The processes here take the form of typical pub pursuits: chatter and confession, spoken word, dance, song, play. In the space of the social imaginary, we create our collective life.
Testimonies are given: the soundscape is a participative record of memory. Locals remember a communal domestic space, like “opening up a curtain to another world”, where they could light a fire, bring in food from home. Stop motion tableaux document the views from The Ivy House: a fertile pastoral of Peckham allotments. The voices become more anxious with tales of closure and residential redevelopment: “gutted”, “how could they do that” and an exclaimed, indignant “flats!”. Tea lights are placed on the floor like a memorial. We see a skip. A tattered makeshift blue plaque attests that “Dr Feelgood played here lots in 1970s”. Finally, an ominous phrase: “we played the closing down gig”.
But then, a restructuring: the new community management team take the stage to reopen the pub. A swing class, a thirties dance style in a building from the era. A local choir rehearses. The performance of a children’s play unintentionally summons Blake’s angelic stars when a boy hits the switch for the mirror ball. Thoughts turn to “what does it mean to be local?”.

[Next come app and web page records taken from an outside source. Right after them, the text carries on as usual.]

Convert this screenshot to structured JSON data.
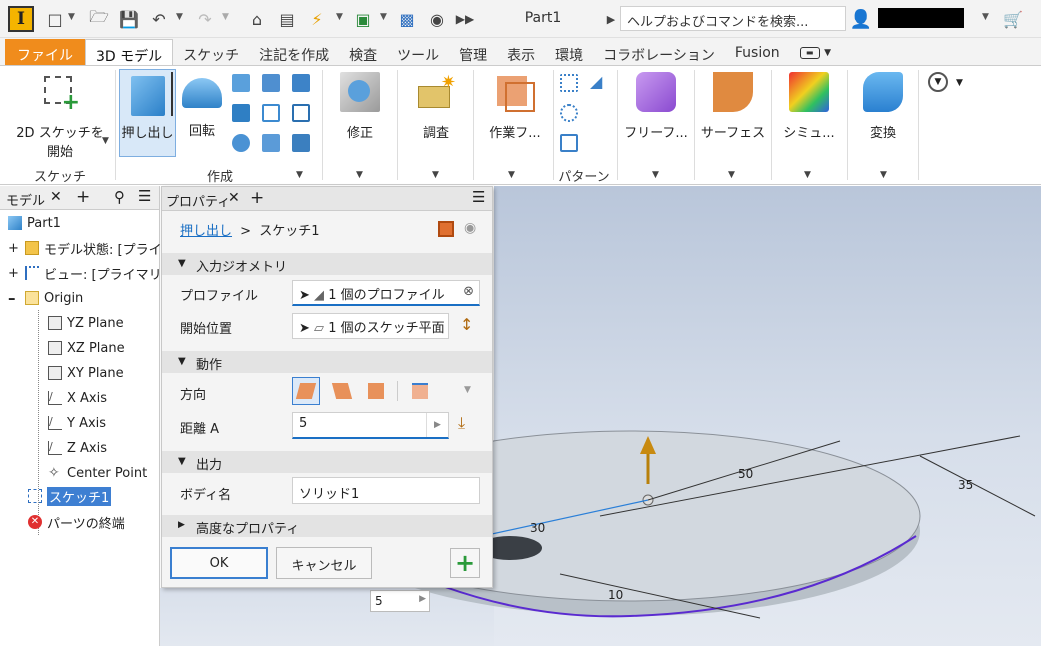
{
  "app": {
    "logo": "I",
    "title": "Part1"
  },
  "search": {
    "placeholder": "ヘルプおよびコマンドを検索..."
  },
  "tabs": [
    {
      "label": "ファイル"
    },
    {
      "label": "3D モデル"
    },
    {
      "label": "スケッチ"
    },
    {
      "label": "注記を作成"
    },
    {
      "label": "検査"
    },
    {
      "label": "ツール"
    },
    {
      "label": "管理"
    },
    {
      "label": "表示"
    },
    {
      "label": "環境"
    },
    {
      "label": "コラボレーション"
    },
    {
      "label": "Fusion"
    }
  ],
  "ribbon": {
    "sketch2d_line1": "2D スケッチを",
    "sketch2d_line2": "開始",
    "group_sketch": "スケッチ",
    "extrude": "押し出し",
    "revolve": "回転",
    "group_create": "作成",
    "modify": "修正",
    "explore": "調査",
    "workfeatures": "作業フ...",
    "group_pattern": "パターン",
    "freeform": "フリーフ...",
    "surface": "サーフェス",
    "simulation": "シミュ...",
    "convert": "変換"
  },
  "browser": {
    "tab_label": "モデル",
    "items": [
      {
        "label": "Part1"
      },
      {
        "label": "モデル状態: [プライ"
      },
      {
        "label": "ビュー: [プライマリ]"
      },
      {
        "label": "Origin"
      },
      {
        "label": "YZ Plane"
      },
      {
        "label": "XZ Plane"
      },
      {
        "label": "XY Plane"
      },
      {
        "label": "X Axis"
      },
      {
        "label": "Y Axis"
      },
      {
        "label": "Z Axis"
      },
      {
        "label": "Center Point"
      },
      {
        "label": "スケッチ1"
      },
      {
        "label": "パーツの終端"
      }
    ]
  },
  "properties": {
    "tab_label": "プロパティ",
    "breadcrumb_link": "押し出し",
    "breadcrumb_sep": ">",
    "breadcrumb_current": "スケッチ1",
    "sect_input": "入力ジオメトリ",
    "profile_label": "プロファイル",
    "profile_value": "1 個のプロファイル",
    "start_label": "開始位置",
    "start_value": "1 個のスケッチ平面",
    "sect_behavior": "動作",
    "direction_label": "方向",
    "distance_label": "距離 A",
    "distance_value": "5",
    "sect_output": "出力",
    "body_label": "ボディ名",
    "body_value": "ソリッド1",
    "sect_advanced": "高度なプロパティ",
    "ok": "OK",
    "cancel": "キャンセル"
  },
  "viewport": {
    "dims": [
      "50",
      "35",
      "30",
      "10"
    ],
    "input_value": "5"
  },
  "colors": {
    "file_tab": "#f08c1c",
    "accent": "#1a6fc4",
    "extrude_active": "#d8e8f8"
  }
}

We move from fact to fiction, document to vision. The swing class becomes a queer noir set piece; we catch glimpses of footage from this film screened in the pub. Public House explores manifestation in all senses: protest and productive affect. The film’s closing stages are concerned with returns and completion. We rejoin the procession from The Ivy House, following them onto Peckham Rye Park. In a ritual reconfiguration of William Blake’s angelic witness, the “mass assembly” celebrates resistance and individuality in diversity. They spin with mirrors palm-up towards the heavens, or reflecting each other and flaring into the camera lens. Tea lights now displaced from the pub to the earth: an offering. The collective energy generated in The Ivy House action has spilled out into the open. A choreographed dance sequence reflects the arcane rules of a ritual working: a child bears a mirror ball, like a carnival queen. The choral snippet heard earlier in the film, bursts forth. Extracts of a poem (after Blake) written by Jane Yeh for the film are sung and whispered by the assembly: “Glitter in the trees” … “Stars in the dark, our collective dreams.” A completed invocation.

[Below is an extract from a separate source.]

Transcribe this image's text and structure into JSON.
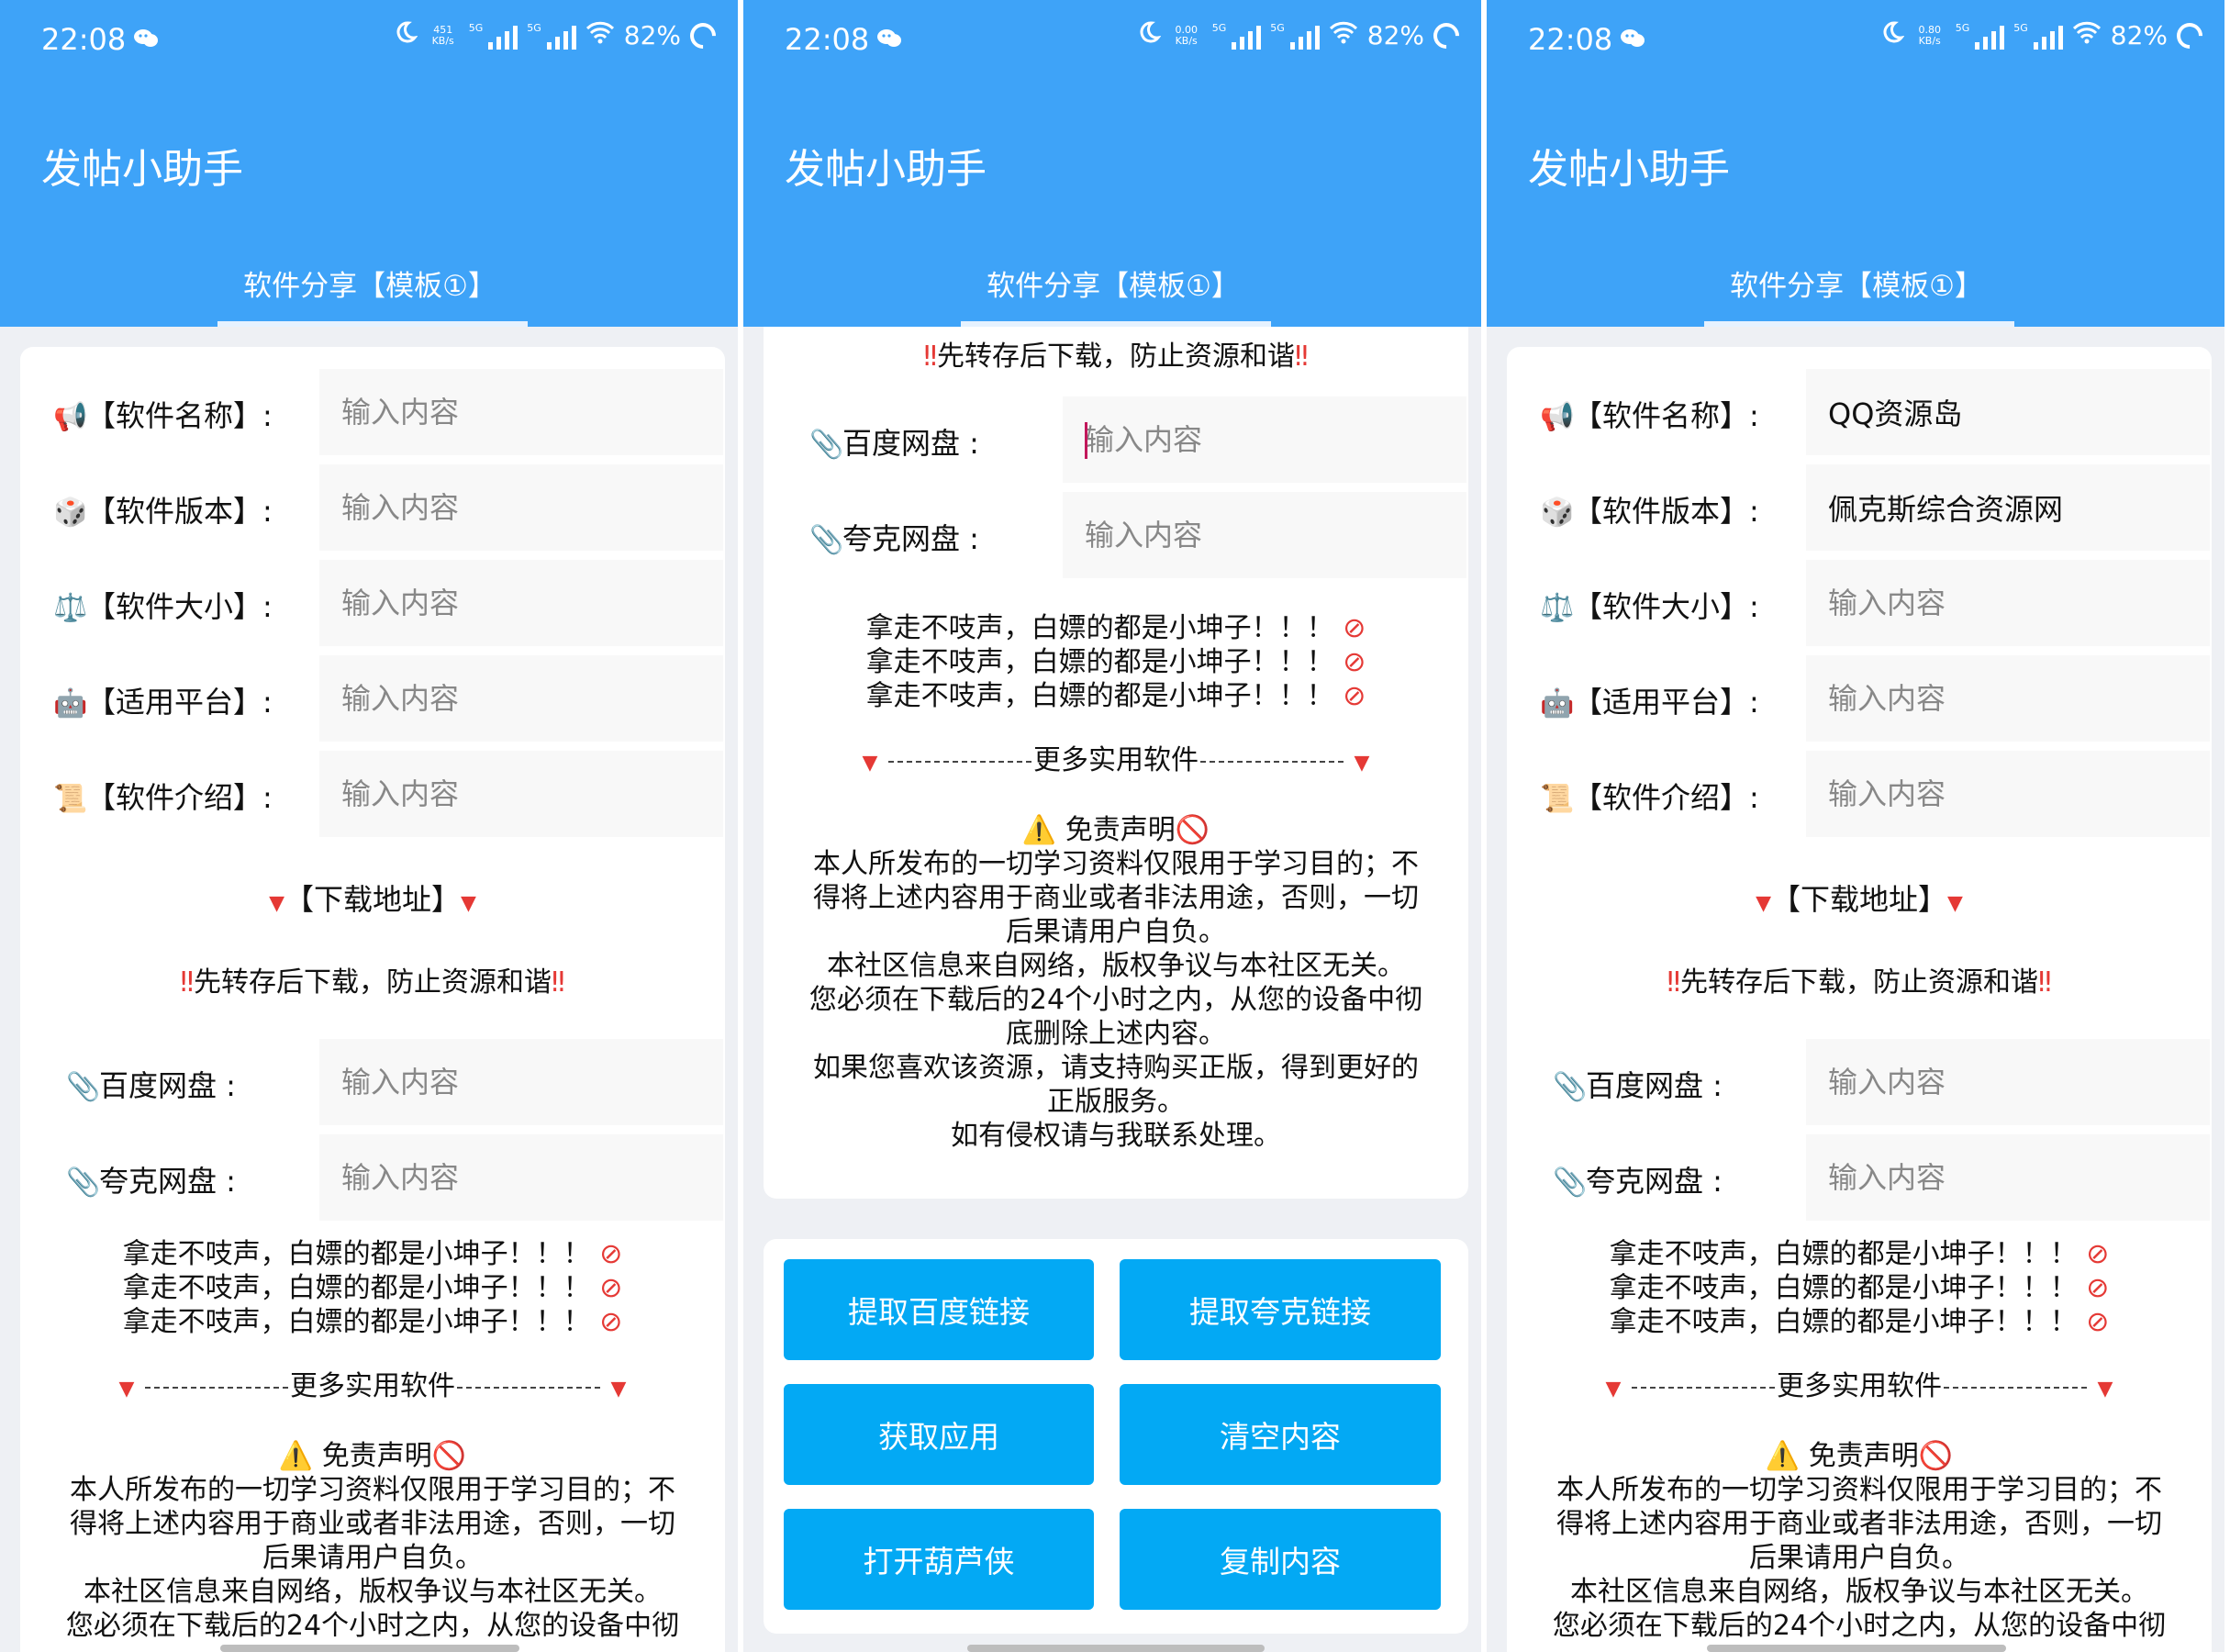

- Contributor: Yvonne Salmon lectures at the University of Cambridge where she directs the interdisciplinary law and humanities Alchemical Landscape research group at CRASSH, for which she is nominated for the Vice-Chancellor’s Public Engagement with Research Awards. She has active research interests in law, culture and behavioural economics. A study on the law and literature of the sixties is forthcoming in an anthology to be published by Bloomsbury Continuum. She is also a writer and artist and a co-authored book on her expanded cinema work is forthcoming.
- Public House is touring the UK May / June 2017. For the full screening list, visit the film’s website here.
- This essay was first published on LUX.